(Collected data)
..............................

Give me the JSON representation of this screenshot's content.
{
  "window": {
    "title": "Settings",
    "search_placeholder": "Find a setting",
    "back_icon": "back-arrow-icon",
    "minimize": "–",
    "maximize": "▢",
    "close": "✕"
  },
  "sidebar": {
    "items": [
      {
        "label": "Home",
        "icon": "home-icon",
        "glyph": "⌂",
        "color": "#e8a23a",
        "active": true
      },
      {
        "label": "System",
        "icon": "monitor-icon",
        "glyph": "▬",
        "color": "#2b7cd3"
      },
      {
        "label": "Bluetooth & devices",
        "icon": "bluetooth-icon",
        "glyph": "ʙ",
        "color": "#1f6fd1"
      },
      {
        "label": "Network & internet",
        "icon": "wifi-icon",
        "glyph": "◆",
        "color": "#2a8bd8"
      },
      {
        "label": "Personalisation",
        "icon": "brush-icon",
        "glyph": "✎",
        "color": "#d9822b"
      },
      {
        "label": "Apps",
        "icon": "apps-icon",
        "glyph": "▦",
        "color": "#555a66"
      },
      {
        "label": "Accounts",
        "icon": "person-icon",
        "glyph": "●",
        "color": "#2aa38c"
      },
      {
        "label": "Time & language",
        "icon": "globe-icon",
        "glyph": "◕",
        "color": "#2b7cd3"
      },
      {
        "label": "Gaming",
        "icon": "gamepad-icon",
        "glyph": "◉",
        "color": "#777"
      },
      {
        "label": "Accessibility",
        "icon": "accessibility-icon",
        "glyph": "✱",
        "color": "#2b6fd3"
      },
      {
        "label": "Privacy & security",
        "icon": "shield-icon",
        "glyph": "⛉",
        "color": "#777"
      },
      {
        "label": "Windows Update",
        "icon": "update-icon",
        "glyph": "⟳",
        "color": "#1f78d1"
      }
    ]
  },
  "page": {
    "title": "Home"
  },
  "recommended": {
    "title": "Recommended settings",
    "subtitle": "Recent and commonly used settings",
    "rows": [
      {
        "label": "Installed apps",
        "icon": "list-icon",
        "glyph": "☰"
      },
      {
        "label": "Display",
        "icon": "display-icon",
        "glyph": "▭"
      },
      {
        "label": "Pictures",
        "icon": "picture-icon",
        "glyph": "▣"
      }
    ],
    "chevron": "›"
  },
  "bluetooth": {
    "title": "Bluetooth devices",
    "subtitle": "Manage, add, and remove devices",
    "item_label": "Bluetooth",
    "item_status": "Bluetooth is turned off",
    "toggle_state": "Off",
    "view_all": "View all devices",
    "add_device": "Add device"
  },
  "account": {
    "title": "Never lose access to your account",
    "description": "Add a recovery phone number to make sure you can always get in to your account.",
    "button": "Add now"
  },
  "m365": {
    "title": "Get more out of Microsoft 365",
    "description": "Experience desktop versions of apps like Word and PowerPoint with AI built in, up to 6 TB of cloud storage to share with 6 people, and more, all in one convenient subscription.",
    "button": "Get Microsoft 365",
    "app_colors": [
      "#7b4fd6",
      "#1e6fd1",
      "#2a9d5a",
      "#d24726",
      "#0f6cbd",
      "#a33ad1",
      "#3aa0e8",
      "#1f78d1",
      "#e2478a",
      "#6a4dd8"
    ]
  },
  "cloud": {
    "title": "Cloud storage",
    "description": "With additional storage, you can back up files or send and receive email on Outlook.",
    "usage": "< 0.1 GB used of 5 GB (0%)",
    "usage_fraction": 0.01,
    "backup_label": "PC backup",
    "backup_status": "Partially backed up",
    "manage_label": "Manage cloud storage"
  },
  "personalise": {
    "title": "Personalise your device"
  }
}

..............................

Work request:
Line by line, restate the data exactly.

Answer space:
Give me the JSON representation of this screenshot's content.
{
  "window": {
    "title": "Settings",
    "search_placeholder": "Find a setting",
    "back_icon": "back-arrow-icon",
    "minimize": "–",
    "maximize": "▢",
    "close": "✕"
  },
  "sidebar": {
    "items": [
      {
        "label": "Home",
        "icon": "home-icon",
        "glyph": "⌂",
        "color": "#e8a23a",
        "active": true
      },
      {
        "label": "System",
        "icon": "monitor-icon",
        "glyph": "▬",
        "color": "#2b7cd3"
      },
      {
        "label": "Bluetooth & devices",
        "icon": "bluetooth-icon",
        "glyph": "ʙ",
        "color": "#1f6fd1"
      },
      {
        "label": "Network & internet",
        "icon": "wifi-icon",
        "glyph": "◆",
        "color": "#2a8bd8"
      },
      {
        "label": "Personalisation",
        "icon": "brush-icon",
        "glyph": "✎",
        "color": "#d9822b"
      },
      {
        "label": "Apps",
        "icon": "apps-icon",
        "glyph": "▦",
        "color": "#555a66"
      },
      {
        "label": "Accounts",
        "icon": "person-icon",
        "glyph": "●",
        "color": "#2aa38c"
      },
      {
        "label": "Time & language",
        "icon": "globe-icon",
        "glyph": "◕",
        "color": "#2b7cd3"
      },
      {
        "label": "Gaming",
        "icon": "gamepad-icon",
        "glyph": "◉",
        "color": "#777"
      },
      {
        "label": "Accessibility",
        "icon": "accessibility-icon",
        "glyph": "✱",
        "color": "#2b6fd3"
      },
      {
        "label": "Privacy & security",
        "icon": "shield-icon",
        "glyph": "⛉",
        "color": "#777"
      },
      {
        "label": "Windows Update",
        "icon": "update-icon",
        "glyph": "⟳",
        "color": "#1f78d1"
      }
    ]
  },
  "page": {
    "title": "Home"
  },
  "recommended": {
    "title": "Recommended settings",
    "subtitle": "Recent and commonly used settings",
    "rows": [
      {
        "label": "Installed apps",
        "icon": "list-icon",
        "glyph": "☰"
      },
      {
        "label": "Display",
        "icon": "display-icon",
        "glyph": "▭"
      },
      {
        "label": "Pictures",
        "icon": "picture-icon",
        "glyph": "▣"
      }
    ],
    "chevron": "›"
  },
  "bluetooth": {
    "title": "Bluetooth devices",
    "subtitle": "Manage, add, and remove devices",
    "item_label": "Bluetooth",
    "item_status": "Bluetooth is turned off",
    "toggle_state": "Off",
    "view_all": "View all devices",
    "add_device": "Add device"
  },
  "account": {
    "title": "Never lose access to your account",
    "description": "Add a recovery phone number to make sure you can always get in to your account.",
    "button": "Add now"
  },
  "m365": {
    "title": "Get more out of Microsoft 365",
    "description": "Experience desktop versions of apps like Word and PowerPoint with AI built in, up to 6 TB of cloud storage to share with 6 people, and more, all in one convenient subscription.",
    "button": "Get Microsoft 365",
    "app_colors": [
      "#7b4fd6",
      "#1e6fd1",
      "#2a9d5a",
      "#d24726",
      "#0f6cbd",
      "#a33ad1",
      "#3aa0e8",
      "#1f78d1",
      "#e2478a",
      "#6a4dd8"
    ]
  },
  "cloud": {
    "title": "Cloud storage",
    "description": "With additional storage, you can back up files or send and receive email on Outlook.",
    "usage": "< 0.1 GB used of 5 GB (0%)",
    "usage_fraction": 0.01,
    "backup_label": "PC backup",
    "backup_status": "Partially backed up",
    "manage_label": "Manage cloud storage"
  },
  "personalise": {
    "title": "Personalise your device"
  }
}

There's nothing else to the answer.